Copy all the records exactly; the complete set is the expected result.

**SOURCE RECORDS:**
##############################

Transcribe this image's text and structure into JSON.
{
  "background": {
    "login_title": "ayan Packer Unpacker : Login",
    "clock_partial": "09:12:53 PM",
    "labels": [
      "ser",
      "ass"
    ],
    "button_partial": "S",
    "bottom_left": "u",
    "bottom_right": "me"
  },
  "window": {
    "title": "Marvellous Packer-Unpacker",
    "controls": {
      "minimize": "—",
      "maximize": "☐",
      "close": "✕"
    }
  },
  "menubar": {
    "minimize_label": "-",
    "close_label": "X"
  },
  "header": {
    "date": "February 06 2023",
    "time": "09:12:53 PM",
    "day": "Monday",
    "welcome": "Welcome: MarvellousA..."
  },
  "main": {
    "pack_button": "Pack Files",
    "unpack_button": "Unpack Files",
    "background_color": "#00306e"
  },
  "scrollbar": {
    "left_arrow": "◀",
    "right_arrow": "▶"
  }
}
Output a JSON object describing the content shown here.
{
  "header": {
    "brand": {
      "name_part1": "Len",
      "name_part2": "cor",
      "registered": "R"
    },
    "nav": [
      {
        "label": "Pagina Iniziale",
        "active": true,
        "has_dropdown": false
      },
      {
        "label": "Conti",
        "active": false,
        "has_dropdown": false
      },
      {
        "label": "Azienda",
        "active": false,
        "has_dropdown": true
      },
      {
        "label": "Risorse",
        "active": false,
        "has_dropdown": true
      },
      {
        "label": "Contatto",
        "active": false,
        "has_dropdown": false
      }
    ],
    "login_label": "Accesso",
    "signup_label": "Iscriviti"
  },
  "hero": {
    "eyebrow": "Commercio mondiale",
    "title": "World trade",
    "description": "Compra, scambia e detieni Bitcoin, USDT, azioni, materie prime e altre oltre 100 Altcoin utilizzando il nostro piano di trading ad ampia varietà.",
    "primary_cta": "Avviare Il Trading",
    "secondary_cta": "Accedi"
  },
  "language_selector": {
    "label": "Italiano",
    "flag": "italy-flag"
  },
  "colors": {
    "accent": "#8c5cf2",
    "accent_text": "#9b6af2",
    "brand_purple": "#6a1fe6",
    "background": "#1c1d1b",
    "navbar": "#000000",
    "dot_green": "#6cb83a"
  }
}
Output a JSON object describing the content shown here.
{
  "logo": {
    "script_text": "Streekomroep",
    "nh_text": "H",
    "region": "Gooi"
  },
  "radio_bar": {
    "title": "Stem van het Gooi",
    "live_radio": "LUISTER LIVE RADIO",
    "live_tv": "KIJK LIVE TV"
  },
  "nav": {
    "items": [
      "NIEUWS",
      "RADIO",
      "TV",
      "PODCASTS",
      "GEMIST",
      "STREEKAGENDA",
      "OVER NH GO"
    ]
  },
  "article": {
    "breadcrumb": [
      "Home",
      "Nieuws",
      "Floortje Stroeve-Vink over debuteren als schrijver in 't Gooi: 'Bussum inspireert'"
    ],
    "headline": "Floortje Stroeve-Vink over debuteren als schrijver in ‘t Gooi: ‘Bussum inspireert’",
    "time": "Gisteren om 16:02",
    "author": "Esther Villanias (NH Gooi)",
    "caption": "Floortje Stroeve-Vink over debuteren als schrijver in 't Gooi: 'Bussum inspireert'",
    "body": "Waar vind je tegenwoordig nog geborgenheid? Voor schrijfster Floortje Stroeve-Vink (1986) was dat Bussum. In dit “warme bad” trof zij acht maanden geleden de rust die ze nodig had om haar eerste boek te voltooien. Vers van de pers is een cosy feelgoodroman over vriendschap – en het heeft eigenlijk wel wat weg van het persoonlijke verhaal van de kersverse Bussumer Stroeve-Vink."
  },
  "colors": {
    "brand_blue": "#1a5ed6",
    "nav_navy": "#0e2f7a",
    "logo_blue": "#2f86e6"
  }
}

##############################

**EXERCISE OUTPUT:**
Transcribe this image's text and structure into JSON.
{
  "background": {
    "login_title": "ayan Packer Unpacker : Login",
    "clock_partial": "09:12:53 PM",
    "labels": [
      "ser",
      "ass"
    ],
    "button_partial": "S",
    "bottom_left": "u",
    "bottom_right": "me"
  },
  "window": {
    "title": "Marvellous Packer-Unpacker",
    "controls": {
      "minimize": "—",
      "maximize": "☐",
      "close": "✕"
    }
  },
  "menubar": {
    "minimize_label": "-",
    "close_label": "X"
  },
  "header": {
    "date": "February 06 2023",
    "time": "09:12:53 PM",
    "day": "Monday",
    "welcome": "Welcome: MarvellousA..."
  },
  "main": {
    "pack_button": "Pack Files",
    "unpack_button": "Unpack Files",
    "background_color": "#00306e"
  },
  "scrollbar": {
    "left_arrow": "◀",
    "right_arrow": "▶"
  }
}
Output a JSON object describing the content shown here.
{
  "header": {
    "brand": {
      "name_part1": "Len",
      "name_part2": "cor",
      "registered": "R"
    },
    "nav": [
      {
        "label": "Pagina Iniziale",
        "active": true,
        "has_dropdown": false
      },
      {
        "label": "Conti",
        "active": false,
        "has_dropdown": false
      },
      {
        "label": "Azienda",
        "active": false,
        "has_dropdown": true
      },
      {
        "label": "Risorse",
        "active": false,
        "has_dropdown": true
      },
      {
        "label": "Contatto",
        "active": false,
        "has_dropdown": false
      }
    ],
    "login_label": "Accesso",
    "signup_label": "Iscriviti"
  },
  "hero": {
    "eyebrow": "Commercio mondiale",
    "title": "World trade",
    "description": "Compra, scambia e detieni Bitcoin, USDT, azioni, materie prime e altre oltre 100 Altcoin utilizzando il nostro piano di trading ad ampia varietà.",
    "primary_cta": "Avviare Il Trading",
    "secondary_cta": "Accedi"
  },
  "language_selector": {
    "label": "Italiano",
    "flag": "italy-flag"
  },
  "colors": {
    "accent": "#8c5cf2",
    "accent_text": "#9b6af2",
    "brand_purple": "#6a1fe6",
    "background": "#1c1d1b",
    "navbar": "#000000",
    "dot_green": "#6cb83a"
  }
}
Output a JSON object describing the content shown here.
{
  "logo": {
    "script_text": "Streekomroep",
    "nh_text": "H",
    "region": "Gooi"
  },
  "radio_bar": {
    "title": "Stem van het Gooi",
    "live_radio": "LUISTER LIVE RADIO",
    "live_tv": "KIJK LIVE TV"
  },
  "nav": {
    "items": [
      "NIEUWS",
      "RADIO",
      "TV",
      "PODCASTS",
      "GEMIST",
      "STREEKAGENDA",
      "OVER NH GO"
    ]
  },
  "article": {
    "breadcrumb": [
      "Home",
      "Nieuws",
      "Floortje Stroeve-Vink over debuteren als schrijver in 't Gooi: 'Bussum inspireert'"
    ],
    "headline": "Floortje Stroeve-Vink over debuteren als schrijver in ‘t Gooi: ‘Bussum inspireert’",
    "time": "Gisteren om 16:02",
    "author": "Esther Villanias (NH Gooi)",
    "caption": "Floortje Stroeve-Vink over debuteren als schrijver in 't Gooi: 'Bussum inspireert'",
    "body": "Waar vind je tegenwoordig nog geborgenheid? Voor schrijfster Floortje Stroeve-Vink (1986) was dat Bussum. In dit “warme bad” trof zij acht maanden geleden de rust die ze nodig had om haar eerste boek te voltooien. Vers van de pers is een cosy feelgoodroman over vriendschap – en het heeft eigenlijk wel wat weg van het persoonlijke verhaal van de kersverse Bussumer Stroeve-Vink."
  },
  "colors": {
    "brand_blue": "#1a5ed6",
    "nav_navy": "#0e2f7a",
    "logo_blue": "#2f86e6"
  }
}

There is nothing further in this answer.